If that last fact hits a little too close to home at this time of year, don’t look to the sloths for lifestyle tips. It has taken them millions of years to acquire the behaviours and anatomy to live the way they do. You are unlikely to reproduce it in the six weeks you might invest in a New Year’s resolution.

My Ancestor the Anteater

Look at a three-toed sloth and a two-toed sloth side by side and you might think they descended from a common, tree-living ancestor. The truth is much stranger.

Genetic studies suggest that the two branches of living sloths hark back to entirely different genera of giant ground sloths. Two-toed sloths, it seems, come from a family of beasts called Megalonyx, roughly the size of grizzly bears, while three-toed sloths are most closely related to the elephant-sized Megatherium.

It is a great example of convergent evolution. But how did they both move from the ground to the trees? John Nyakatura at Humboldt University in Berlin has an idea.

Sloths are xenarthrans: they belong to the same group as anteaters and armadillos, both of which boast large, curved claws and powerful forelimbs. Nyakatura suggests that the last common ancestor of today’s sloths probably inherited these features from their giant ancestors, which were powerful diggers, before co-opting them for an arboreal lifestyle. If so, the common ancestor might have looked like the silky anteater, which can move upside down beneath branches.

Living, Fast and Slow

Sloths aren’t the only creatures with extreme energy lifestyles

FAST: Humming birds Flapping your wings 70 times a second is hard work, so it is little wonder these tiny birds have super-fast metabolisms. If humans had the same metabolic rate, we would have to eat 155,000 calories per day – that’s 77 times as much as we actually consume.

SLOW: Giant tortoises Living on islands prone to long droughts and food shortages, these behemoths can go months without sustenance. Alas, such superpowers backfired when European seafarers realised they could keep them below deck as a living larder, and their numbers plummeted.

FAST: Camel spiders Most arachnids are sit-and-wait predators, relying on webs or ambush tactics to take down their unsuspecting prey. Not camel spiders, properly known as solifugids: they run and run and run until they find something, anything, to satisfy their extremely high energy needs.

SLOW: Geckos Bradfield’s Namib day geckos use about one-quarter as much energy as other desert geckos.

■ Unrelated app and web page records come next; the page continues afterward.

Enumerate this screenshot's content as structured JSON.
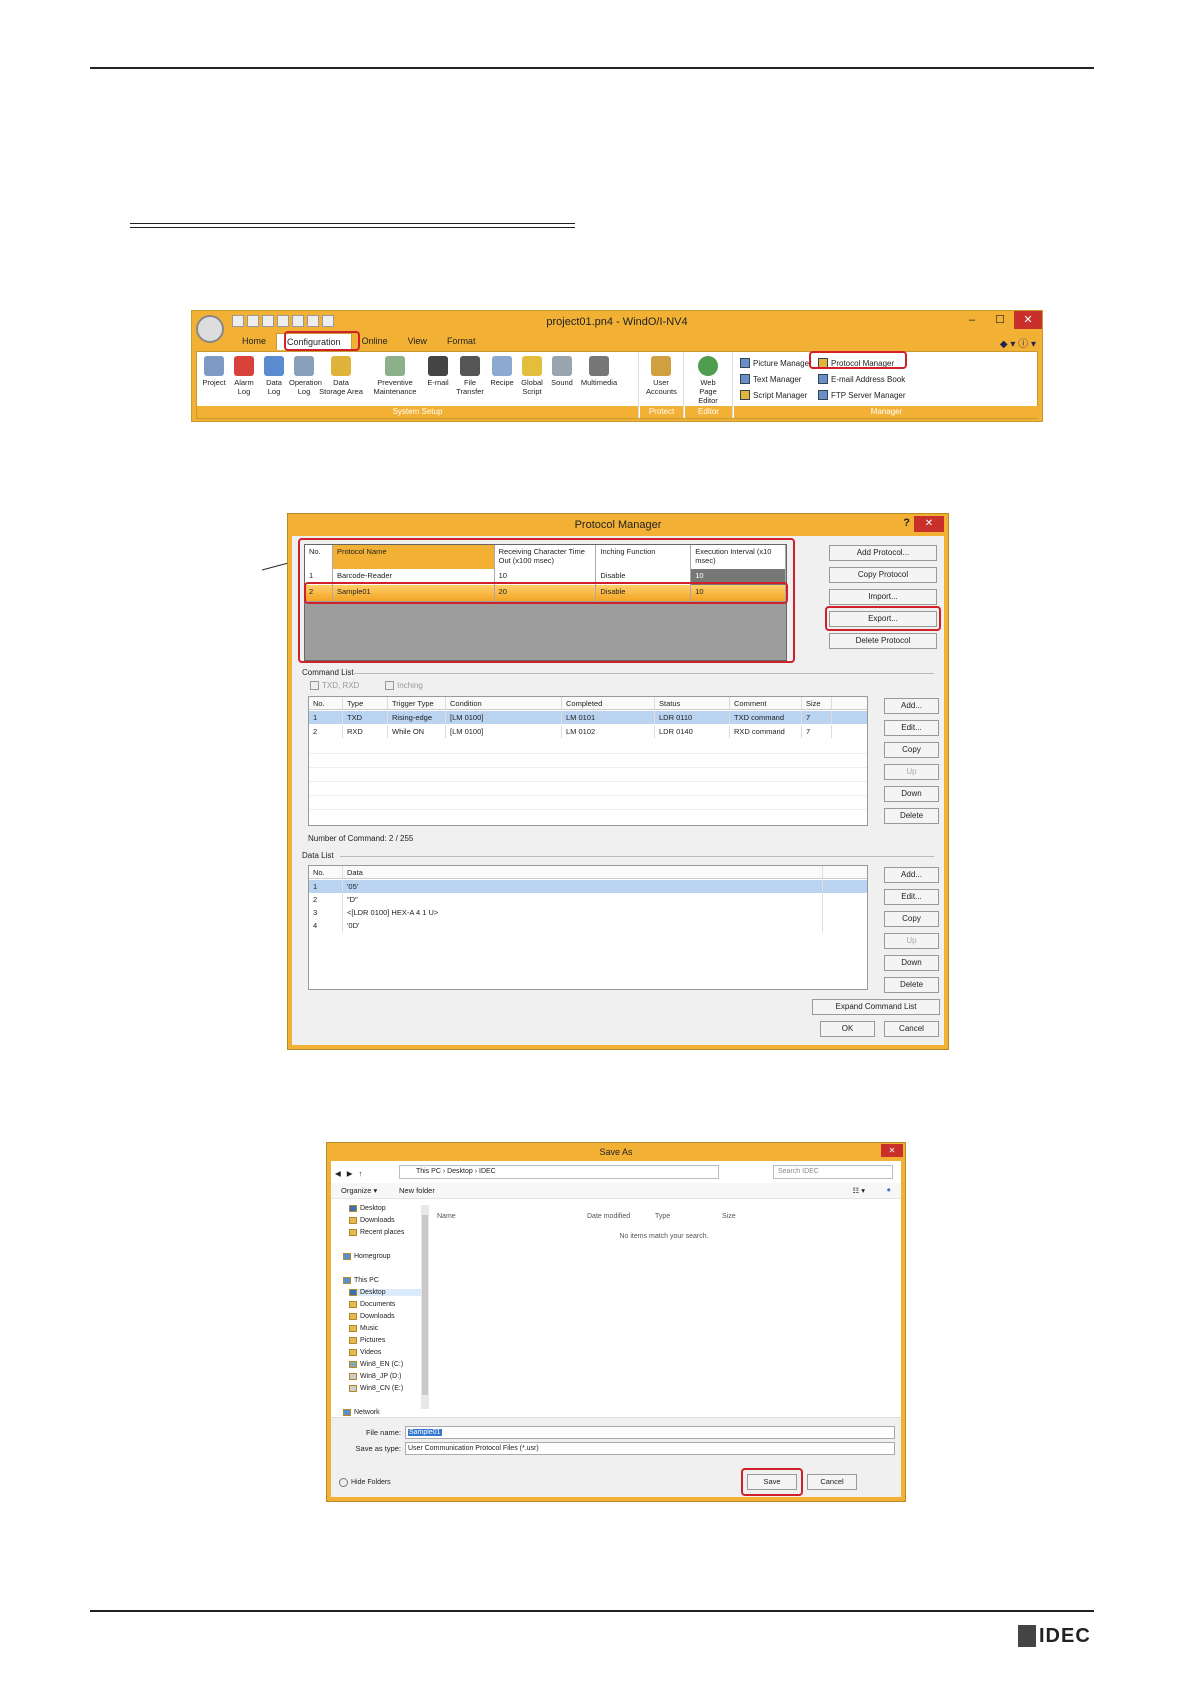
{
  "brand": {
    "logo_text": "IDEC"
  },
  "ribbon": {
    "window_title": "project01.pn4 - WindO/I-NV4",
    "tabs": [
      "Home",
      "Configuration",
      "Online",
      "View",
      "Format"
    ],
    "buttons": [
      "Project",
      "Alarm Log",
      "Data Log",
      "Operation Log",
      "Data Storage Area",
      "Preventive Maintenance",
      "E-mail",
      "File Transfer",
      "Recipe",
      "Global Script",
      "Sound",
      "Multimedia",
      "User Accounts",
      "Web Page Editor"
    ],
    "groups": [
      "System Setup",
      "Protect",
      "Editor",
      "Manager"
    ],
    "managers": [
      "Picture Manager",
      "Protocol Manager",
      "Text Manager",
      "E-mail Address Book",
      "Script Manager",
      "FTP Server Manager"
    ]
  },
  "protocol_manager": {
    "title": "Protocol Manager",
    "help": "?",
    "columns": [
      "No.",
      "Protocol Name",
      "Receiving Character Time Out (x100 msec)",
      "Inching Function",
      "Execution Interval (x10 msec)"
    ],
    "rows": [
      [
        "1",
        "Barcode-Reader",
        "10",
        "Disable",
        "10"
      ],
      [
        "2",
        "Sample01",
        "20",
        "Disable",
        "10"
      ]
    ],
    "side_buttons": [
      "Add Protocol...",
      "Copy Protocol",
      "Import...",
      "Export...",
      "Delete Protocol"
    ],
    "command_list": {
      "label": "Command List",
      "checks": [
        "TXD, RXD",
        "Inching"
      ],
      "columns": [
        "No.",
        "Type",
        "Trigger Type",
        "Condition",
        "Completed",
        "Status",
        "Comment",
        "Size"
      ],
      "rows": [
        [
          "1",
          "TXD",
          "Rising-edge",
          "[LM 0100]",
          "LM 0101",
          "LDR 0110",
          "TXD command",
          "7"
        ],
        [
          "2",
          "RXD",
          "While ON",
          "[LM 0100]",
          "LM 0102",
          "LDR 0140",
          "RXD command",
          "7"
        ]
      ],
      "buttons": [
        "Add...",
        "Edit...",
        "Copy",
        "Up",
        "Down",
        "Delete"
      ],
      "count": "Number of Command: 2 / 255"
    },
    "data_list": {
      "label": "Data List",
      "columns": [
        "No.",
        "Data"
      ],
      "rows": [
        [
          "1",
          "'05'"
        ],
        [
          "2",
          "\"D\""
        ],
        [
          "3",
          "<[LDR 0100] HEX-A 4 1 U>"
        ],
        [
          "4",
          "'0D'"
        ]
      ],
      "buttons": [
        "Add...",
        "Edit...",
        "Copy",
        "Up",
        "Down",
        "Delete"
      ]
    },
    "expand_button": "Expand Command List",
    "ok": "OK",
    "cancel": "Cancel"
  },
  "save_as": {
    "title": "Save As",
    "path": "This PC  ›  Desktop  ›  IDEC",
    "search_placeholder": "Search IDEC",
    "organize": "Organize ▾",
    "new_folder": "New folder",
    "tree": [
      "Desktop",
      "Downloads",
      "Recent places",
      "Homegroup",
      "This PC",
      "Desktop",
      "Documents",
      "Downloads",
      "Music",
      "Pictures",
      "Videos",
      "Win8_EN (C:)",
      "Win8_JP (D:)",
      "Win8_CN (E:)",
      "Network"
    ],
    "columns": [
      "Name",
      "Date modified",
      "Type",
      "Size"
    ],
    "empty_message": "No items match your search.",
    "file_name_label": "File name:",
    "file_name": "Sample01",
    "save_type_label": "Save as type:",
    "save_type": "User Communication Protocol Files (*.usr)",
    "hide_folders": "Hide Folders",
    "save": "Save",
    "cancel": "Cancel"
  }
}
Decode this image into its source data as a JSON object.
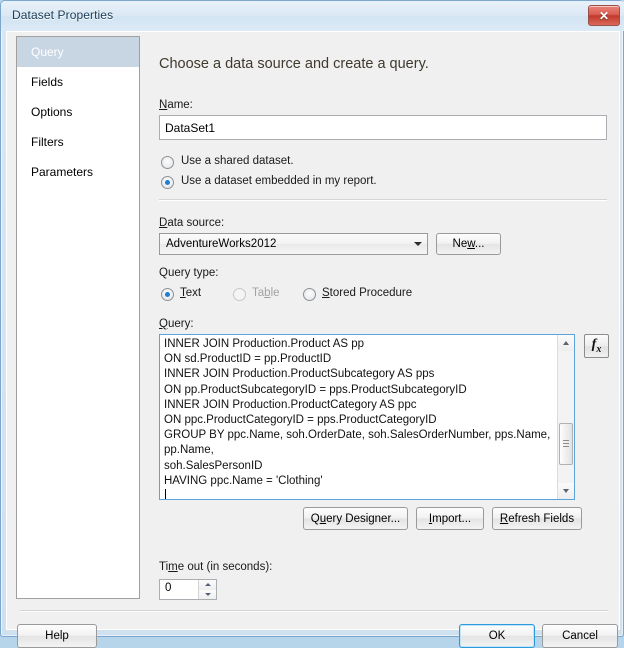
{
  "window": {
    "title": "Dataset Properties",
    "close_label": "✕"
  },
  "sidebar": {
    "items": [
      {
        "label": "Query",
        "selected": true
      },
      {
        "label": "Fields",
        "selected": false
      },
      {
        "label": "Options",
        "selected": false
      },
      {
        "label": "Filters",
        "selected": false
      },
      {
        "label": "Parameters",
        "selected": false
      }
    ]
  },
  "main": {
    "heading": "Choose a data source and create a query.",
    "name_label": "Name:",
    "name_value": "DataSet1",
    "dataset_source_options": [
      {
        "label": "Use a shared dataset.",
        "checked": false,
        "disabled": false
      },
      {
        "label": "Use a dataset embedded in my report.",
        "checked": true,
        "disabled": false
      }
    ],
    "data_source_label": "Data source:",
    "data_source_value": "AdventureWorks2012",
    "new_button": "New...",
    "query_type_label": "Query type:",
    "query_type_options": [
      {
        "label": "Text",
        "checked": true,
        "disabled": false
      },
      {
        "label": "Table",
        "checked": false,
        "disabled": true
      },
      {
        "label": "Stored Procedure",
        "checked": false,
        "disabled": false
      }
    ],
    "query_label": "Query:",
    "query_text": "INNER JOIN Production.Product AS pp\nON sd.ProductID = pp.ProductID\nINNER JOIN Production.ProductSubcategory AS pps\nON pp.ProductSubcategoryID = pps.ProductSubcategoryID\nINNER JOIN Production.ProductCategory AS ppc\nON ppc.ProductCategoryID = pps.ProductCategoryID\nGROUP BY ppc.Name, soh.OrderDate, soh.SalesOrderNumber, pps.Name,\npp.Name,\nsoh.SalesPersonID\nHAVING ppc.Name = 'Clothing'",
    "fx_label": "fx",
    "query_designer_button": "Query Designer...",
    "import_button": "Import...",
    "refresh_fields_button": "Refresh Fields",
    "timeout_label": "Time out (in seconds):",
    "timeout_value": "0"
  },
  "footer": {
    "help_button": "Help",
    "ok_button": "OK",
    "cancel_button": "Cancel"
  },
  "colors": {
    "accent": "#2c9ade",
    "selection": "#c8d5e3",
    "radio_dot": "#1b7fd4",
    "close_red": "#c2392c"
  }
}
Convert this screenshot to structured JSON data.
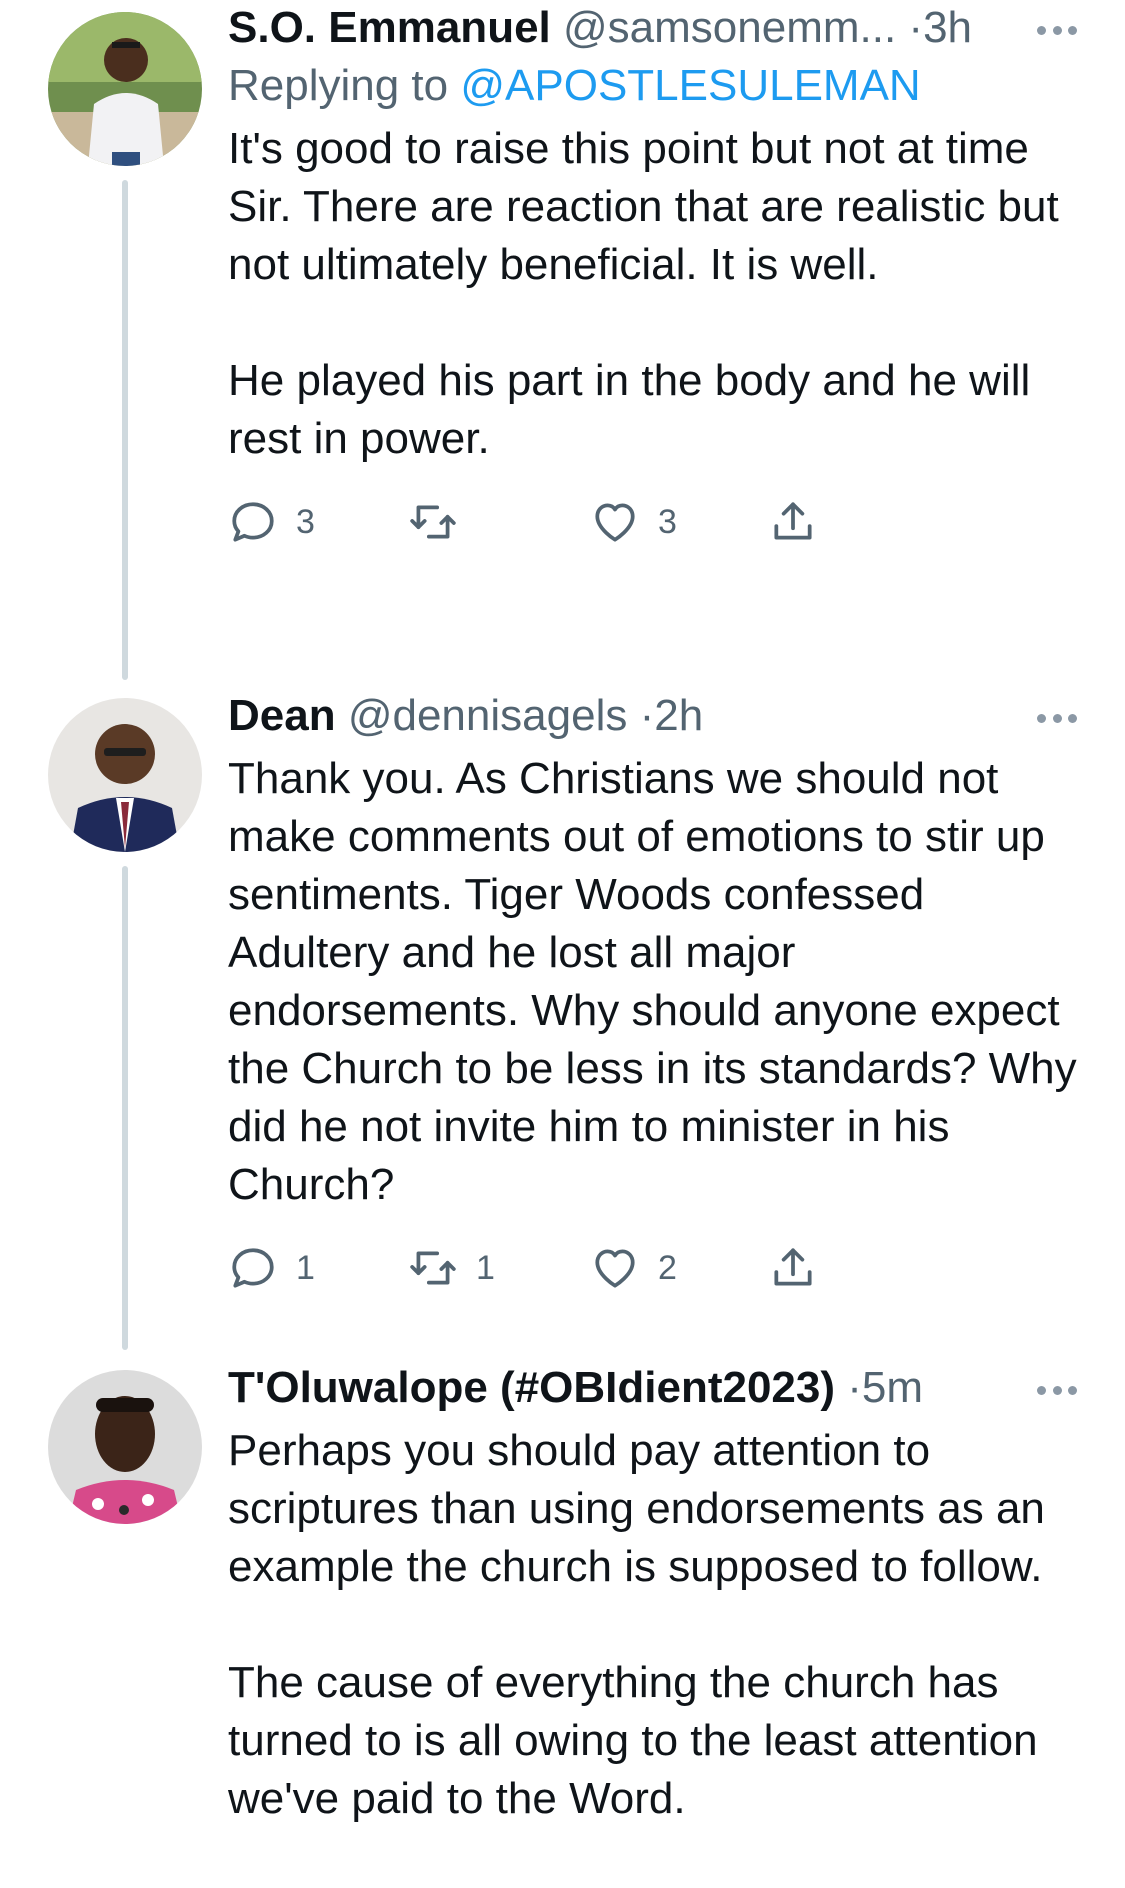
{
  "colors": {
    "link": "#1d9bf0",
    "secondary_text": "#536471",
    "thread_line": "#cfd9de"
  },
  "tweets": [
    {
      "name": "S.O. Emmanuel",
      "handle": "@samsonemm...",
      "dot": "·",
      "time": "3h",
      "replying_prefix": "Replying to ",
      "replying_to": "@APOSTLESULEMAN",
      "paragraphs": [
        "It's good to raise this point but not at time Sir. There are reaction that are realistic but not ultimately beneficial. It is well.",
        "He played his part in the body and he will rest in power."
      ],
      "reply_count": "3",
      "retweet_count": "",
      "like_count": "3"
    },
    {
      "name": "Dean",
      "handle": "@dennisagels",
      "dot": "·",
      "time": "2h",
      "paragraphs": [
        "Thank you. As Christians we should not make comments out of emotions to stir up sentiments. Tiger Woods confessed Adultery and he lost all major endorsements. Why should anyone expect the Church to be less in its standards? Why did he not invite him to minister in his Church?"
      ],
      "reply_count": "1",
      "retweet_count": "1",
      "like_count": "2"
    },
    {
      "name": "T'Oluwalope (#OBIdient2023)",
      "handle": "",
      "dot": "·",
      "time": "5m",
      "paragraphs": [
        "Perhaps you should pay attention to scriptures than using endorsements as an example the church is supposed to follow.",
        "The cause of everything the church has turned to is all owing to the least attention we've paid to the Word."
      ]
    }
  ]
}
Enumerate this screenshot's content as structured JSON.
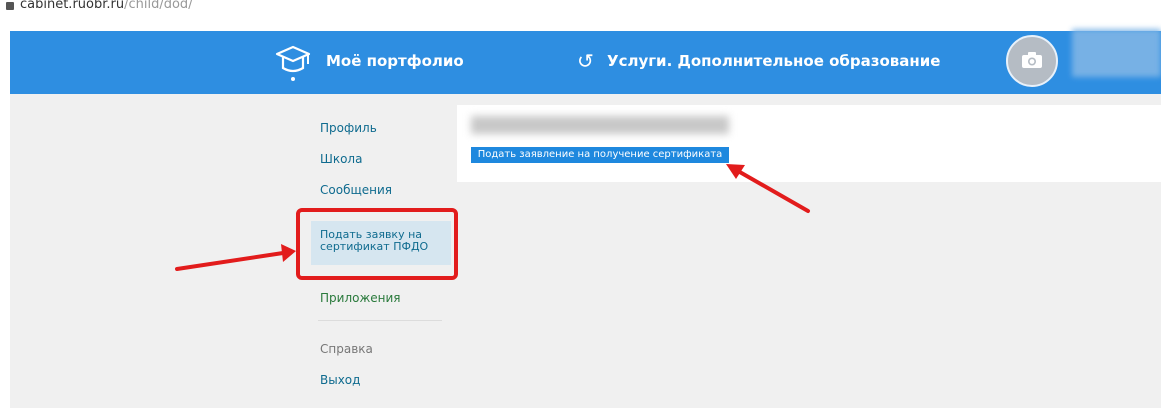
{
  "browser": {
    "url_host": "cabinet.ruobr.ru",
    "url_path": "/child/dod/"
  },
  "header": {
    "brand": "Моё портфолио",
    "service_title": "Услуги. Дополнительное образование"
  },
  "sidebar": {
    "items": [
      {
        "label": "Профиль"
      },
      {
        "label": "Школа"
      },
      {
        "label": "Сообщения"
      },
      {
        "label": "Подать заявку на сертификат ПФДО"
      },
      {
        "label": "Приложения"
      },
      {
        "label": "Справка"
      },
      {
        "label": "Выход"
      }
    ]
  },
  "main": {
    "certificate_button": "Подать заявление на получение сертификата"
  },
  "colors": {
    "header_bg": "#2e8ee1",
    "button_bg": "#1e88de",
    "annotation_red": "#e21c1c",
    "active_item_bg": "#d6e6f0"
  }
}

Not only do they move and eat very little, they also boast special scales that grab heat from the sun. They even have the ability to absorb 70 per cent of their daily water intake from fog.

FAST: Swordfish To help them zip around at lightning speed, swordfish have huge hearts relative to their body size and blood containing an unusually high concentration of oxygen-carrying haemoglobin. They even boast a gland in their heads to produce a lubricating oil that seems to reduce drag.

SLOW: Greenland sharks With lifespans exceeding 400 years, Greenland sharks are in it for the long haul. They swim slowly, grow just 1 centimetre a year and the females may not become sexually mature until they are 156 years old.

This article appeared in print under the headline “Life in the sloth lane”

https://www.newscientist.com/article/mg23631570-900-busy-doing-nothing-the-secrets-of-sloths-slowlane-success/